A 1917 story from Harper’s Magazine, “Fate and $1,500,” details a man’s experience when his wife buys an “infernal automobile,” including getting fined for speeding, roaring through the window of a laundry, taking out a fire hydrant, trampling a public park, and in general costing a fortune to maintain. “On the road, an automobile will out-eat a horse 10 times over,” says the poor fellow, who later runs the car off a public pier to save his marriage.

Early automobilists didn’t help matters with their patronizing attitudes towards rural people. A German auto club opined, looking back from the 1920s, “Whenever a world-weary hen darted under a car, the Podunk Times could be counted on to publish an outraged philippic under the headline ‘Automotive Mass Murder.’”

All this should be put in context, of course. Horses were dangerous, too. According to Tom Vanderbilt’s Traffic, “In the New York of 1867, horses were killing an average of four pedestrians a week (a bit higher than today’s rate of traffic fatalities, although there were far fewer people and far fewer vehicles).”

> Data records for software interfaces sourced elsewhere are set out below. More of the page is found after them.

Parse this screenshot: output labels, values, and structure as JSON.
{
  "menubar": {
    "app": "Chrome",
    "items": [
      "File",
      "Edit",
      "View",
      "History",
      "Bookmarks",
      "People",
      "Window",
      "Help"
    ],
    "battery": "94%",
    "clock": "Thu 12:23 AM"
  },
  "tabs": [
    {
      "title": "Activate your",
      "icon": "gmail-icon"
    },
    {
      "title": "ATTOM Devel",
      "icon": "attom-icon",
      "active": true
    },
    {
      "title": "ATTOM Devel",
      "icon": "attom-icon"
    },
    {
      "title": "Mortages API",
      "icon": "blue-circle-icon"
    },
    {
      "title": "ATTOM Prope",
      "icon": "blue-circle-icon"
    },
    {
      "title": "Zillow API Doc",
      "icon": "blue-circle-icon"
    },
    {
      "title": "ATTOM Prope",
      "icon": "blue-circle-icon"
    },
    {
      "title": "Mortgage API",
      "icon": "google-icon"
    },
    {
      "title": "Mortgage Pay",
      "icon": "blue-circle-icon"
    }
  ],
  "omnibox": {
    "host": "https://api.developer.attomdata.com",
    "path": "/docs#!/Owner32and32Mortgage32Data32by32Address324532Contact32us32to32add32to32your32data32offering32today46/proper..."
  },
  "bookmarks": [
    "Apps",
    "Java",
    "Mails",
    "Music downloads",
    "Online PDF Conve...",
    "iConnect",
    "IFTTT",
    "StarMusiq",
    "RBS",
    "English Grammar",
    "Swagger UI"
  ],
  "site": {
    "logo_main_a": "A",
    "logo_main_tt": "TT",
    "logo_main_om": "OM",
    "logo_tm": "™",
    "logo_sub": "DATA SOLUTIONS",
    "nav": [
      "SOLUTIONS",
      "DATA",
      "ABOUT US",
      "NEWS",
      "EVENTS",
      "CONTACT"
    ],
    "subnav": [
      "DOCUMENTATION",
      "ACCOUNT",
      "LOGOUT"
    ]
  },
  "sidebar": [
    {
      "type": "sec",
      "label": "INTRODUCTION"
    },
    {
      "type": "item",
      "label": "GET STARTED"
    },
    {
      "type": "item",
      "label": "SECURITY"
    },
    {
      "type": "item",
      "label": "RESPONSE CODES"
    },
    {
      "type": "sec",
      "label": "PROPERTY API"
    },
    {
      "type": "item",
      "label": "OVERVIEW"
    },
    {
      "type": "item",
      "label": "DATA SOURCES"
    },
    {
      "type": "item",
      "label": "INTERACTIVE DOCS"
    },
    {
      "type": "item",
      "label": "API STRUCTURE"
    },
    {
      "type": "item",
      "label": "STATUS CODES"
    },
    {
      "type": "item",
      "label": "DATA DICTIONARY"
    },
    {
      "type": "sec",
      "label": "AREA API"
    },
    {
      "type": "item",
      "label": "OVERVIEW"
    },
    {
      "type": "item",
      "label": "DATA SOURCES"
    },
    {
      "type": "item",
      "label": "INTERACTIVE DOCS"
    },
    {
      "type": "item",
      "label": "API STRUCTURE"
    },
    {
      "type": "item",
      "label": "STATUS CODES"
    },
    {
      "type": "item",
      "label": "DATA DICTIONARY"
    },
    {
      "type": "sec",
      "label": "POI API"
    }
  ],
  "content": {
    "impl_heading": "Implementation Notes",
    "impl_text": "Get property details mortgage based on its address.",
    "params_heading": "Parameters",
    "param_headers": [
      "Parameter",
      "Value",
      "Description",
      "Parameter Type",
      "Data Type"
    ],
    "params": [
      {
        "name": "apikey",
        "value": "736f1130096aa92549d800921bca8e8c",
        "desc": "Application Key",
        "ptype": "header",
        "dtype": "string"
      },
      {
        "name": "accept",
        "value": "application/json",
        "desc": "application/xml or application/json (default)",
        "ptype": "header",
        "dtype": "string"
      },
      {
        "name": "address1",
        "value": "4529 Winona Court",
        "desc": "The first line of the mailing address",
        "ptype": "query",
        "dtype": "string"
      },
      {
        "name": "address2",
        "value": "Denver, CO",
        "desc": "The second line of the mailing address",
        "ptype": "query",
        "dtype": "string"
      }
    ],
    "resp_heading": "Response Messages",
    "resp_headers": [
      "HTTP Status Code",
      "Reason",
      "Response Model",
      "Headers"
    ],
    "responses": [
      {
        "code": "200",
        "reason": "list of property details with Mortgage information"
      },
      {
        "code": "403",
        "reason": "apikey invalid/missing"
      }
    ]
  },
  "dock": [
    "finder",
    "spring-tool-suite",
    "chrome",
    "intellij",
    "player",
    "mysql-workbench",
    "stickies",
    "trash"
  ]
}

And then, of course, there was the sheer ignominy of the cars themselves, which were dangerously under-braked, stiff of steering, and notoriously difficult to start with their crank handles (which could take off an arm or just a few fingers). Tires were notorious for frequent punctures, which is why cars carried several spares, and early unpaved roads (little more than old wagon trails) were so bad that many early cars were of necessity high wheelers. Nothing else could get through the mud.

When Horatio Nelson Jackson and Sewall K. Crocker set out to cross the country in their Winton automobile in 1903, they took with them “coats, rubber protective suits, sleeping bags, blankets, canteens, a water bag, an axe, a shovel, a telescope, tools, spare parts, a block and tackle, cans for extra gasoline and oil, a Kodak camera, a rifle, a shotgun, and pistols.” There was also a pitbull named Bud, who got his own set of goggles to block out the dust. The travelers were hailed as heroes for making the arduous trek.

Among the hazards encountered by Jackson and Crocker: In Glencoe, Illinois, a steel cable had been stretched across the road to keep out the “devil wagons.”

Gas stations didn’t appear in the U.S. until 1905. Hardware stores or blacksmith shops might sell gasoline, if motorists were lucky. Long-distance travel was a huge challenge, and not just because it was hard to find gas. Inter-city traffic meant getting bogged down in farmer’s fields and having the taciturn agriculturalist pull you out with his team—for a fee. The Lincoln Highway, crossing the country, wasn’t dedicated until 1913.

Thinking about all this doesn’t mitigate the pain of today’s traffic snarls, but at least we can realize that the good old days weren’t all that good.

Let's spend 14 minutes with this video of the early days of motoring:


Get the Car Talk Newsletter



Got a question about your car?

Ask Someone Who Owns One